Your assignment> Every record below is to be restated verbatim, though its images are not.

******

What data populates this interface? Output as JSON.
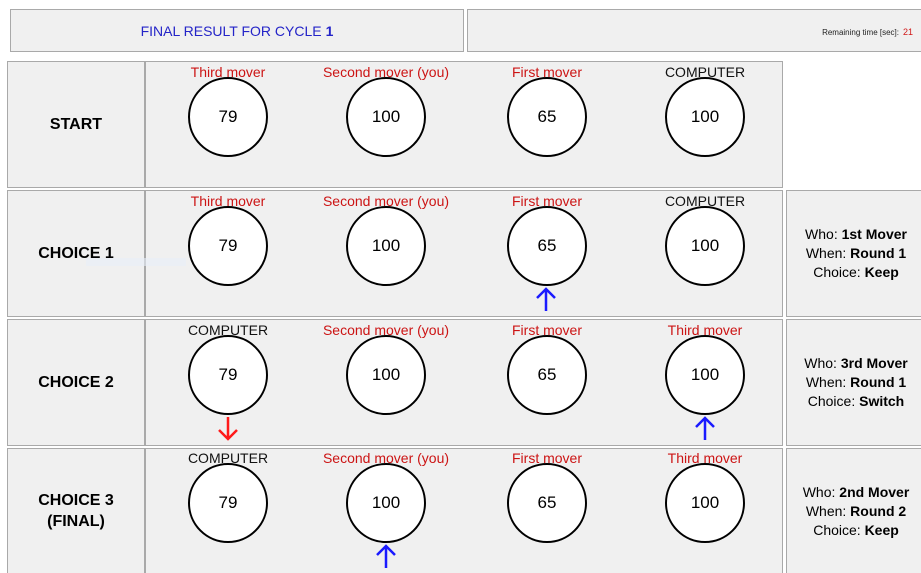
{
  "header": {
    "title_prefix": "FINAL RESULT FOR CYCLE",
    "cycle": "1",
    "timer_label": "Remaining time [sec]:",
    "timer_value": "21"
  },
  "rows": [
    {
      "label": "START",
      "slots": [
        {
          "label": "Third mover",
          "value": "79"
        },
        {
          "label": "Second mover (you)",
          "value": "100"
        },
        {
          "label": "First mover",
          "value": "65"
        },
        {
          "label": "COMPUTER",
          "value": "100"
        }
      ]
    },
    {
      "label": "CHOICE 1",
      "slots": [
        {
          "label": "Third mover",
          "value": "79"
        },
        {
          "label": "Second mover (you)",
          "value": "100"
        },
        {
          "label": "First mover",
          "value": "65"
        },
        {
          "label": "COMPUTER",
          "value": "100"
        }
      ],
      "info": {
        "who_label": "Who:",
        "who": "1st Mover",
        "when_label": "When:",
        "when": "Round 1",
        "choice_label": "Choice:",
        "choice": "Keep"
      }
    },
    {
      "label": "CHOICE 2",
      "slots": [
        {
          "label": "COMPUTER",
          "value": "79"
        },
        {
          "label": "Second mover (you)",
          "value": "100"
        },
        {
          "label": "First mover",
          "value": "65"
        },
        {
          "label": "Third mover",
          "value": "100"
        }
      ],
      "info": {
        "who_label": "Who:",
        "who": "3rd Mover",
        "when_label": "When:",
        "when": "Round 1",
        "choice_label": "Choice:",
        "choice": "Switch"
      }
    },
    {
      "label_line1": "CHOICE 3",
      "label_line2": "(FINAL)",
      "slots": [
        {
          "label": "COMPUTER",
          "value": "79"
        },
        {
          "label": "Second mover (you)",
          "value": "100"
        },
        {
          "label": "First mover",
          "value": "65"
        },
        {
          "label": "Third mover",
          "value": "100"
        }
      ],
      "info": {
        "who_label": "Who:",
        "who": "2nd Mover",
        "when_label": "When:",
        "when": "Round 2",
        "choice_label": "Choice:",
        "choice": "Keep"
      }
    }
  ],
  "colors": {
    "header_text": "#2424c8",
    "mover_label": "#cc1414",
    "arrow_up": "#1a1aff",
    "arrow_down": "#ff1a1a"
  },
  "icons": [
    "arrow-up-icon",
    "arrow-down-icon"
  ]
}
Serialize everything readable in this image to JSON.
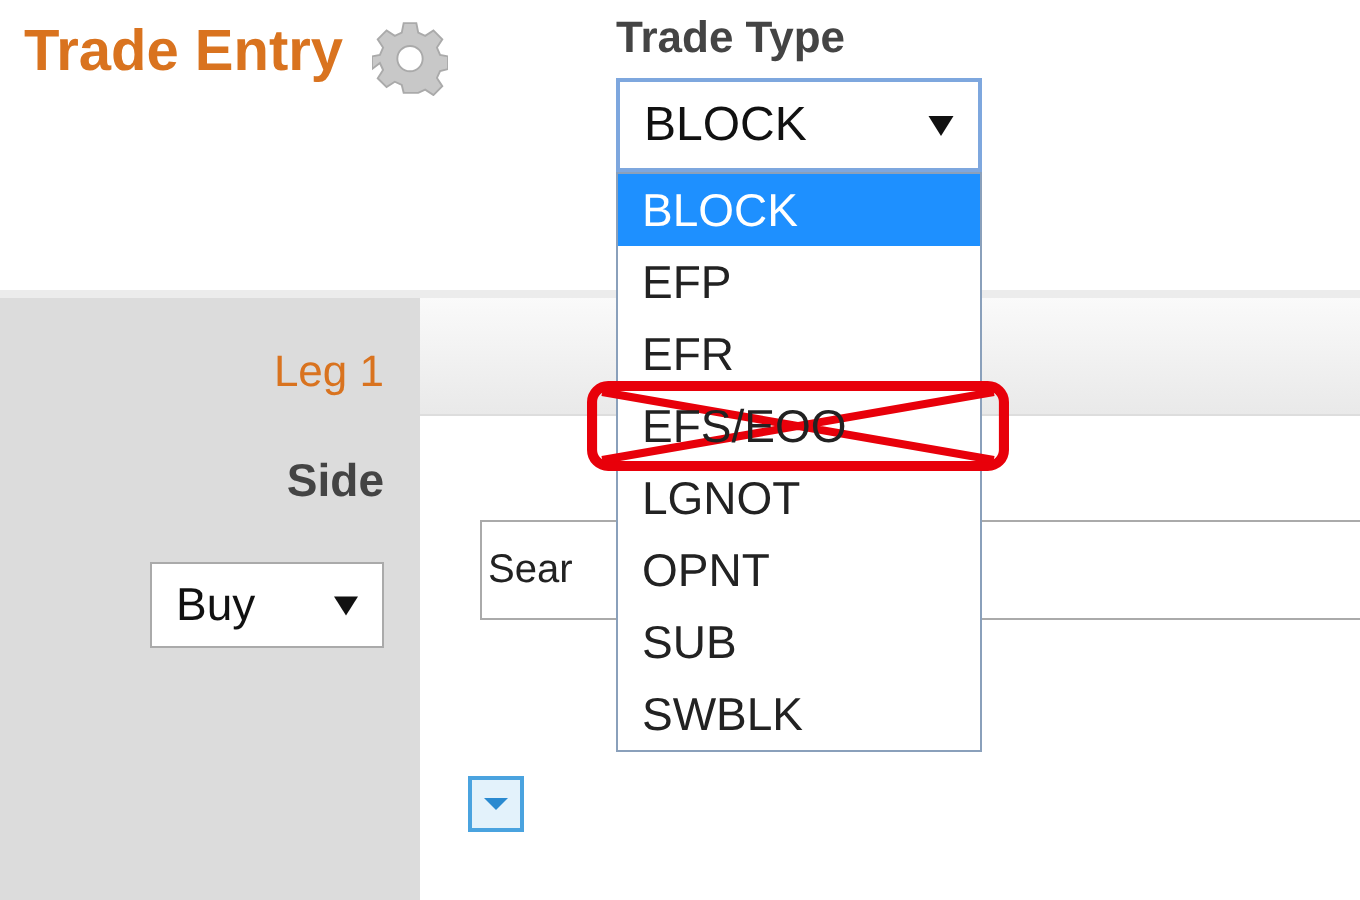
{
  "header": {
    "title": "Trade Entry"
  },
  "trade_type": {
    "label": "Trade Type",
    "value": "BLOCK",
    "expanded": true,
    "options": [
      {
        "label": "BLOCK",
        "selected": true,
        "crossed_out": false
      },
      {
        "label": "EFP",
        "selected": false,
        "crossed_out": false
      },
      {
        "label": "EFR",
        "selected": false,
        "crossed_out": false
      },
      {
        "label": "EFS/EOO",
        "selected": false,
        "crossed_out": true
      },
      {
        "label": "LGNOT",
        "selected": false,
        "crossed_out": false
      },
      {
        "label": "OPNT",
        "selected": false,
        "crossed_out": false
      },
      {
        "label": "SUB",
        "selected": false,
        "crossed_out": false
      },
      {
        "label": "SWBLK",
        "selected": false,
        "crossed_out": false
      }
    ]
  },
  "leg": {
    "title": "Leg 1",
    "side_label": "Side",
    "side_value": "Buy",
    "search_value": "Sear"
  }
}
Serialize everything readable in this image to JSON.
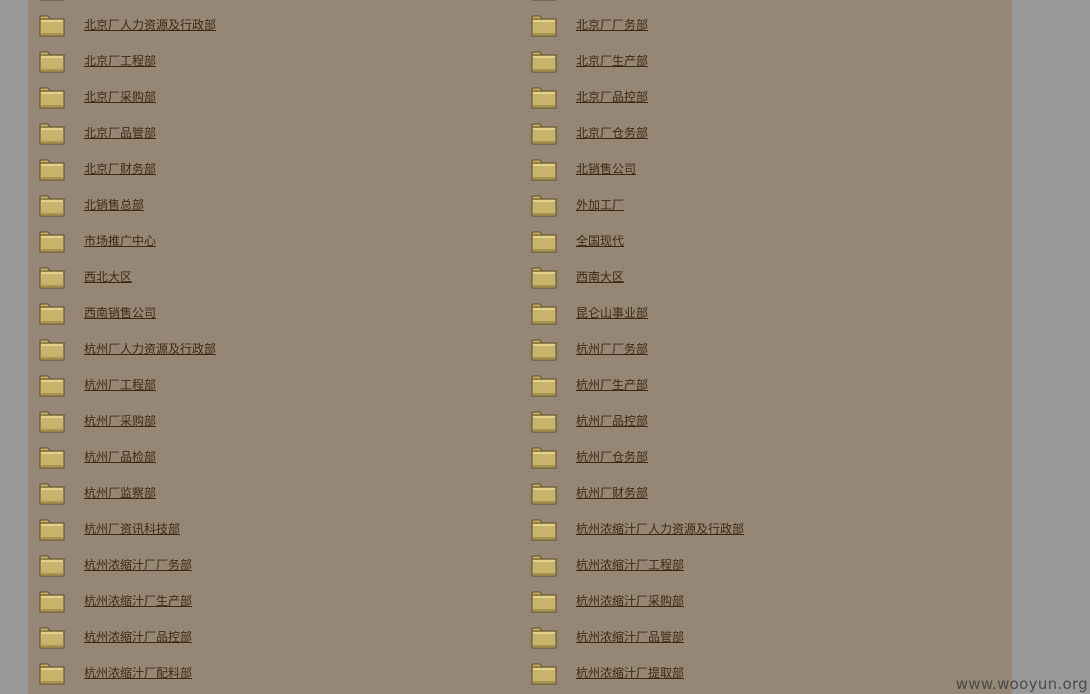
{
  "colors": {
    "page_background": "#9a9a9a",
    "panel_background": "#958676",
    "link_text": "#3e2a12",
    "folder_body": "#c8b36a",
    "folder_border": "#5a4a28"
  },
  "folders": {
    "icon": "folder-icon",
    "left_column": [
      "",
      "北京厂人力资源及行政部",
      "北京厂工程部",
      "北京厂采购部",
      "北京厂品管部",
      "北京厂财务部",
      "北销售总部",
      "市场推广中心",
      "西北大区",
      "西南销售公司",
      "杭州厂人力资源及行政部",
      "杭州厂工程部",
      "杭州厂采购部",
      "杭州厂品检部",
      "杭州厂监察部",
      "杭州厂资讯科技部",
      "杭州浓缩汁厂厂务部",
      "杭州浓缩汁厂生产部",
      "杭州浓缩汁厂品控部",
      "杭州浓缩汁厂配料部"
    ],
    "right_column": [
      "",
      "北京厂厂务部",
      "北京厂生产部",
      "北京厂品控部",
      "北京厂仓务部",
      "北销售公司",
      "外加工厂",
      "全国现代",
      "西南大区",
      "昆仑山事业部",
      "杭州厂厂务部",
      "杭州厂生产部",
      "杭州厂品控部",
      "杭州厂仓务部",
      "杭州厂财务部",
      "杭州浓缩汁厂人力资源及行政部",
      "杭州浓缩汁厂工程部",
      "杭州浓缩汁厂采购部",
      "杭州浓缩汁厂品管部",
      "杭州浓缩汁厂提取部"
    ]
  },
  "watermark": "www.wooyun.org"
}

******

Answer box>
What data populates this interface? Output as JSON.
{
  "header": {
    "title_prefix": "FINAL RESULT FOR CYCLE",
    "cycle": "1",
    "timer_label": "Remaining time [sec]:",
    "timer_value": "21"
  },
  "rows": [
    {
      "label": "START",
      "slots": [
        {
          "label": "Third mover",
          "value": "79"
        },
        {
          "label": "Second mover (you)",
          "value": "100"
        },
        {
          "label": "First mover",
          "value": "65"
        },
        {
          "label": "COMPUTER",
          "value": "100"
        }
      ]
    },
    {
      "label": "CHOICE 1",
      "slots": [
        {
          "label": "Third mover",
          "value": "79"
        },
        {
          "label": "Second mover (you)",
          "value": "100"
        },
        {
          "label": "First mover",
          "value": "65"
        },
        {
          "label": "COMPUTER",
          "value": "100"
        }
      ],
      "info": {
        "who_label": "Who:",
        "who": "1st Mover",
        "when_label": "When:",
        "when": "Round 1",
        "choice_label": "Choice:",
        "choice": "Keep"
      }
    },
    {
      "label": "CHOICE 2",
      "slots": [
        {
          "label": "COMPUTER",
          "value": "79"
        },
        {
          "label": "Second mover (you)",
          "value": "100"
        },
        {
          "label": "First mover",
          "value": "65"
        },
        {
          "label": "Third mover",
          "value": "100"
        }
      ],
      "info": {
        "who_label": "Who:",
        "who": "3rd Mover",
        "when_label": "When:",
        "when": "Round 1",
        "choice_label": "Choice:",
        "choice": "Switch"
      }
    },
    {
      "label_line1": "CHOICE 3",
      "label_line2": "(FINAL)",
      "slots": [
        {
          "label": "COMPUTER",
          "value": "79"
        },
        {
          "label": "Second mover (you)",
          "value": "100"
        },
        {
          "label": "First mover",
          "value": "65"
        },
        {
          "label": "Third mover",
          "value": "100"
        }
      ],
      "info": {
        "who_label": "Who:",
        "who": "2nd Mover",
        "when_label": "When:",
        "when": "Round 2",
        "choice_label": "Choice:",
        "choice": "Keep"
      }
    }
  ],
  "colors": {
    "header_text": "#2424c8",
    "mover_label": "#cc1414",
    "arrow_up": "#1a1aff",
    "arrow_down": "#ff1a1a"
  },
  "icons": [
    "arrow-up-icon",
    "arrow-down-icon"
  ]
}
Serialize everything readable in this image to JSON.
{
  "header": {
    "title": "Trade Entry"
  },
  "trade_type": {
    "label": "Trade Type",
    "value": "BLOCK",
    "expanded": true,
    "options": [
      {
        "label": "BLOCK",
        "selected": true,
        "crossed_out": false
      },
      {
        "label": "EFP",
        "selected": false,
        "crossed_out": false
      },
      {
        "label": "EFR",
        "selected": false,
        "crossed_out": false
      },
      {
        "label": "EFS/EOO",
        "selected": false,
        "crossed_out": true
      },
      {
        "label": "LGNOT",
        "selected": false,
        "crossed_out": false
      },
      {
        "label": "OPNT",
        "selected": false,
        "crossed_out": false
      },
      {
        "label": "SUB",
        "selected": false,
        "crossed_out": false
      },
      {
        "label": "SWBLK",
        "selected": false,
        "crossed_out": false
      }
    ]
  },
  "leg": {
    "title": "Leg 1",
    "side_label": "Side",
    "side_value": "Buy",
    "search_value": "Sear"
  }
}
Serialize everything readable in this image to JSON.
{
  "colors": {
    "page_background": "#9a9a9a",
    "panel_background": "#958676",
    "link_text": "#3e2a12",
    "folder_body": "#c8b36a",
    "folder_border": "#5a4a28"
  },
  "folders": {
    "icon": "folder-icon",
    "left_column": [
      "",
      "北京厂人力资源及行政部",
      "北京厂工程部",
      "北京厂采购部",
      "北京厂品管部",
      "北京厂财务部",
      "北销售总部",
      "市场推广中心",
      "西北大区",
      "西南销售公司",
      "杭州厂人力资源及行政部",
      "杭州厂工程部",
      "杭州厂采购部",
      "杭州厂品检部",
      "杭州厂监察部",
      "杭州厂资讯科技部",
      "杭州浓缩汁厂厂务部",
      "杭州浓缩汁厂生产部",
      "杭州浓缩汁厂品控部",
      "杭州浓缩汁厂配料部"
    ],
    "right_column": [
      "",
      "北京厂厂务部",
      "北京厂生产部",
      "北京厂品控部",
      "北京厂仓务部",
      "北销售公司",
      "外加工厂",
      "全国现代",
      "西南大区",
      "昆仑山事业部",
      "杭州厂厂务部",
      "杭州厂生产部",
      "杭州厂品控部",
      "杭州厂仓务部",
      "杭州厂财务部",
      "杭州浓缩汁厂人力资源及行政部",
      "杭州浓缩汁厂工程部",
      "杭州浓缩汁厂采购部",
      "杭州浓缩汁厂品管部",
      "杭州浓缩汁厂提取部"
    ]
  },
  "watermark": "www.wooyun.org"
}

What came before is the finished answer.